Chinese are simultaneously the producers and buyers of Saindak copper. They are pioneers in transferring technology in metal mining, mainly in copper. They are committed to train Pakistanis by offering them on job training facilities. According to the Chinese company sources, about 75 percent employees from Balochistan and more than 60 percent employees from district Chaghi have been recruited for resumption of production in Saindak project. Moreover, provision of health, education, drinking water and other facilities to the local population is also the part of the project. The MCC is committed to replace Chinese experts by Pakistanis gradually and reemploy the 700 ex-employees who lost their jobs due to closure of this project.

China is today a big market for Pakistani copper. Copper export from Saindak started in the year 2004 when Pakistan exported copper worth over $30 million to China during four months, from July to October. The Chinese companies prefer to import copper from Chaghi, which is currently meeting the Chinese demand. MRDL, a subsidiary of MCC produced 18,000 tons blister copper till September 2004. It is operating in the Saindak project, with an initial investment of $26 million since August 2003.

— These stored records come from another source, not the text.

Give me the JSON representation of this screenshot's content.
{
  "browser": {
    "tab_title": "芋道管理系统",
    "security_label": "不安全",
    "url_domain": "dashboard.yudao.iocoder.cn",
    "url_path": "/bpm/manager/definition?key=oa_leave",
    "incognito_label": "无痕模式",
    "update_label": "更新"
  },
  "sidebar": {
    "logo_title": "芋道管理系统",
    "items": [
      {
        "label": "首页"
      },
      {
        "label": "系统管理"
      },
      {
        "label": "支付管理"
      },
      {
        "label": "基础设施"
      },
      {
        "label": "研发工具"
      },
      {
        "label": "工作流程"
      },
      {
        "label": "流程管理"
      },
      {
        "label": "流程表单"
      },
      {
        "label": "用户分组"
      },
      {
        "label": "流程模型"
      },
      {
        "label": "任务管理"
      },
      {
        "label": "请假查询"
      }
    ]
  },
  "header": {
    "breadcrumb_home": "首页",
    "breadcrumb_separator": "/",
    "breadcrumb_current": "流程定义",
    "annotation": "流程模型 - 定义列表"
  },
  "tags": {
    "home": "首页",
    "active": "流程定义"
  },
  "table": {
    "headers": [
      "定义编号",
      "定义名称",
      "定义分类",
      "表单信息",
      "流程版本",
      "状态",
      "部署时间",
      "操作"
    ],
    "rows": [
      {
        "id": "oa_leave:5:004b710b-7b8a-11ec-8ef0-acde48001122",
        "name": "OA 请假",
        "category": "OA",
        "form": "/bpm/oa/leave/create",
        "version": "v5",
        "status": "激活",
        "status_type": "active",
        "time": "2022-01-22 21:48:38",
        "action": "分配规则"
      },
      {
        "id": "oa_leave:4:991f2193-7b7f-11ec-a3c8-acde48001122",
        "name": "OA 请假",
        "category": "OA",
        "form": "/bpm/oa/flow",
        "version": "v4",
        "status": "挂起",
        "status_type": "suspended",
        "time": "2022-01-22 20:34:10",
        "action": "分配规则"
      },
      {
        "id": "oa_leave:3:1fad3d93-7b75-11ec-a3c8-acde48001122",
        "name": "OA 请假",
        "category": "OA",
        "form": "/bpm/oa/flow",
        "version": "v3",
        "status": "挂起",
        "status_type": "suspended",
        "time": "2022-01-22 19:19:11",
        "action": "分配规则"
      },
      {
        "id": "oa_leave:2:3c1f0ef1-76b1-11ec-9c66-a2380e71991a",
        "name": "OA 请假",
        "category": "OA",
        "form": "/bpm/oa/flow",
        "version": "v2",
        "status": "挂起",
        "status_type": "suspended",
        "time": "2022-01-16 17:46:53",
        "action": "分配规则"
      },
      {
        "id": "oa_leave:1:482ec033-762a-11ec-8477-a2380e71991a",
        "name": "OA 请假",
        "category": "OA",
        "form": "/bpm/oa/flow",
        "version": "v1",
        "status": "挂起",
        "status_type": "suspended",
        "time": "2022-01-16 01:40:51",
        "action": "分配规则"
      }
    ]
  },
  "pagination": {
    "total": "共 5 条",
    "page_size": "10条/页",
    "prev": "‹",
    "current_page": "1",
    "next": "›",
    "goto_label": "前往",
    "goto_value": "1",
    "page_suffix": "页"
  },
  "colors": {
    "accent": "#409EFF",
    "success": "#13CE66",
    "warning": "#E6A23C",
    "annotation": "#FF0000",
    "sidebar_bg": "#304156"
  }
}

Pakistan and China signed a Memorandum of Understanding in 2002 for Lead & Zinc mining project, located at Duddhar in Lasbela district of Balochistan. The project will be another symbol of Pak-China economic cooperation in the mineral sector development in Balochistan. Under this joint venture of the two friendly states, a Lead-zinc concentration and production plant will be installed. According to an estimate 25,000 tons of ore will be used to manufacture Lead-Zinc based chemicals for export and domestic use. A few years back, the consortium of Chinese companies signed a contract to borrow $54 million loan from the China Development Bank to finance the development of a medium-sized lead and zinc mine in Balochistan. Under the contract, the Chinese consortium will be responsible for the construction, operation and sales of the project. The project has mining and concentrating capacity of 660,000 tons a year. Once completed, the mine will be able to enhance its production to 100,354 tons of zinc concentrate and 32,584 tons of lead concentrates annually.


Rich in oil and gas resources, Balochistan offers enormous opportunities for Chinese investors. A Chinese petroleum firm BGP was awarded $ 1 million contract in 2001 by the Government of Pakistan to carry out seismic survey over an area of 178km in Dera Bugti. The company had suspended the survey in Sui due to security reasons. In 2002, the Company had reportedly resumed the seismic and aerial surveys in Bugti tribal area.

Balochistan Chief Minister Aslam Raisani has invited investments in oil and gas exploration in the province and assured full protection to national and foreign investors. The government has issued NOCs to five national and international companies for investments in the oil and gas sector. The federal government should also extend all help to the province in exploration and development of its natural resources.